The security forces opened fire at festival goers in Weldiya town after people started shouting anti-government slogans

Weldiya town Epiphany clash killed seven civilians
Stop singing or we’ll shoot you. The ugly political reality in the present day Ethiopia.


The number of those killed in yesterday’s protest in Woldia Town in connection to the Epiphany festival reached seven after security forces opened fire at the festival goers, the Northern Wolo Zone Police Department Head, Commander Amare Goshu, told the regional broadcaster Amhara TV, this evening.

The police commander said, one member of the security force and other six civilians were killed, while several others sustained severe injuries.

The killing occurred on the second day of the annual celebrations of Timket, (Epiphany), an outdoor festival involving several activities.

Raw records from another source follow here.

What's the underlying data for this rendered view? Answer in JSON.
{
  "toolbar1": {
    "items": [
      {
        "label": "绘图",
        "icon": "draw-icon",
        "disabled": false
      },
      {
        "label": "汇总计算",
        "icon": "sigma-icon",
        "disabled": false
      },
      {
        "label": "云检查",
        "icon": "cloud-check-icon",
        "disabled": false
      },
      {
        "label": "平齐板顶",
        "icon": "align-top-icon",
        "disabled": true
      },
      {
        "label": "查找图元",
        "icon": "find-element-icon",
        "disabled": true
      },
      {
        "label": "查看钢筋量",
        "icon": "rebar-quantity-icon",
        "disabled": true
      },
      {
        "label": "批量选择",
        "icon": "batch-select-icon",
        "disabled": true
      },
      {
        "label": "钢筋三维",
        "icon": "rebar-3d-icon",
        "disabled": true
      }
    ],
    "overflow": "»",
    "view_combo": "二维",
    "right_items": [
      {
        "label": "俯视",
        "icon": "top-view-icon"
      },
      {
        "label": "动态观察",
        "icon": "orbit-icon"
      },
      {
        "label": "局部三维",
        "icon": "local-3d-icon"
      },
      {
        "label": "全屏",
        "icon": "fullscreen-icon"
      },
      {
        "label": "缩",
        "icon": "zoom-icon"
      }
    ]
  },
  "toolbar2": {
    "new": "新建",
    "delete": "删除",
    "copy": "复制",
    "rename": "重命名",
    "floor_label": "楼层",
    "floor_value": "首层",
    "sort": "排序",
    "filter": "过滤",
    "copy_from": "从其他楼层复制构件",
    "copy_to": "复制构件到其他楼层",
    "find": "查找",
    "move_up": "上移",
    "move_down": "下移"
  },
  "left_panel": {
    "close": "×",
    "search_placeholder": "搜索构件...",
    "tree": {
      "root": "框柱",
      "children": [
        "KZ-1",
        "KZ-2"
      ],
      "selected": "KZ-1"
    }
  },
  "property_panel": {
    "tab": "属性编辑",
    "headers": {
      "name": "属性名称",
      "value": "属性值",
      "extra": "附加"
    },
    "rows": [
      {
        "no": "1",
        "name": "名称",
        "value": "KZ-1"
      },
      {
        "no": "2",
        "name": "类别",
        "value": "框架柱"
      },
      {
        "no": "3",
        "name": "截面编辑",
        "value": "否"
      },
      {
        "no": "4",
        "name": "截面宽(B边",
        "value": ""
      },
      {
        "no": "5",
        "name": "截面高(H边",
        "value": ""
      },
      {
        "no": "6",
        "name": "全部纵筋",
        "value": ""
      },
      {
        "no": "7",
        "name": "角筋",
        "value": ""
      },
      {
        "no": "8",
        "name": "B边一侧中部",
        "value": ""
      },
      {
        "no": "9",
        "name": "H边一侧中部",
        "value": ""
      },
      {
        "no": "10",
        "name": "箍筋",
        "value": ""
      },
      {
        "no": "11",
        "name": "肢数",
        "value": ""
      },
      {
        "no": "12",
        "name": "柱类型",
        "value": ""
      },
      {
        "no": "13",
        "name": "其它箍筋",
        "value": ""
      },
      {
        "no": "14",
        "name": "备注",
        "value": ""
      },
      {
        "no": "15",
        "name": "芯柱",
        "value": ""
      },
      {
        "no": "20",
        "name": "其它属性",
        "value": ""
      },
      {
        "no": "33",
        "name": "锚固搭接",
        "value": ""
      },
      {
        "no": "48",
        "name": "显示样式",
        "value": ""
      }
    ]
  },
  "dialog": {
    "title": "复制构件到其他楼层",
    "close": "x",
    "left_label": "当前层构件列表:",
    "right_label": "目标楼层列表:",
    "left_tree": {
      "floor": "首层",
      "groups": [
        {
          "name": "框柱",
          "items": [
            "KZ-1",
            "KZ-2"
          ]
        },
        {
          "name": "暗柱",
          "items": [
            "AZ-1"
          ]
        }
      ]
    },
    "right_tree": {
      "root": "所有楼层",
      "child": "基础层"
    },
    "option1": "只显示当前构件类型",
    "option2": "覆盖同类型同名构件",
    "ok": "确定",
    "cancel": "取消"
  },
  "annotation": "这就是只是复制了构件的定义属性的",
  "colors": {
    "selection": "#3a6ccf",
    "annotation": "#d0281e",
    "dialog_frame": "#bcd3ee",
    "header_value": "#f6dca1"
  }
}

At the end of the procession, the youth have continued singing and dancing while marching through the town; at some point, the songs have changed into anti-government protest songs,” said one resident in a phone interview with reporters.

The commander also confirmed that the clashes have continued throughout today and saw several cars, houses and hotels burned down.

According to another source, there were “heavy security presence, including members of the federal army and the region’s police forces” throughout the festival since last Friday.

According to Alemayehu Yemiru, members of the federal army and the Amhara regional state, special security forces have not left the town since the first week of December 2017 and hundreds of heavily armed security forces were dispatched to the festival areas including the church premises, which is very disturbing to see.

On December 03, 2017, a football match planned to happen between Mekelle city and Woldiya city was canceled after protests have erupted in the city the previous day resulting in damages to several properties including some owned by businesses from Tigray regional state.

A week later Tigrayan students from the Woldiya University have briefly left their campus for fear of ethnic clashes. They were quickly returned following interventions from local elders.

Alemayehu says further crackdown may follow today as protests were happening in various parts of the town denouncing yesterday’s killings. The internet has been cut off since yesterday afternoon, making obtaining pictures of the scene hard.

Woldiya is town located some 510 km north of the capital Addis Ababa, in the Amhara regional state.

* The Reporter and Addis Standard contributed to the story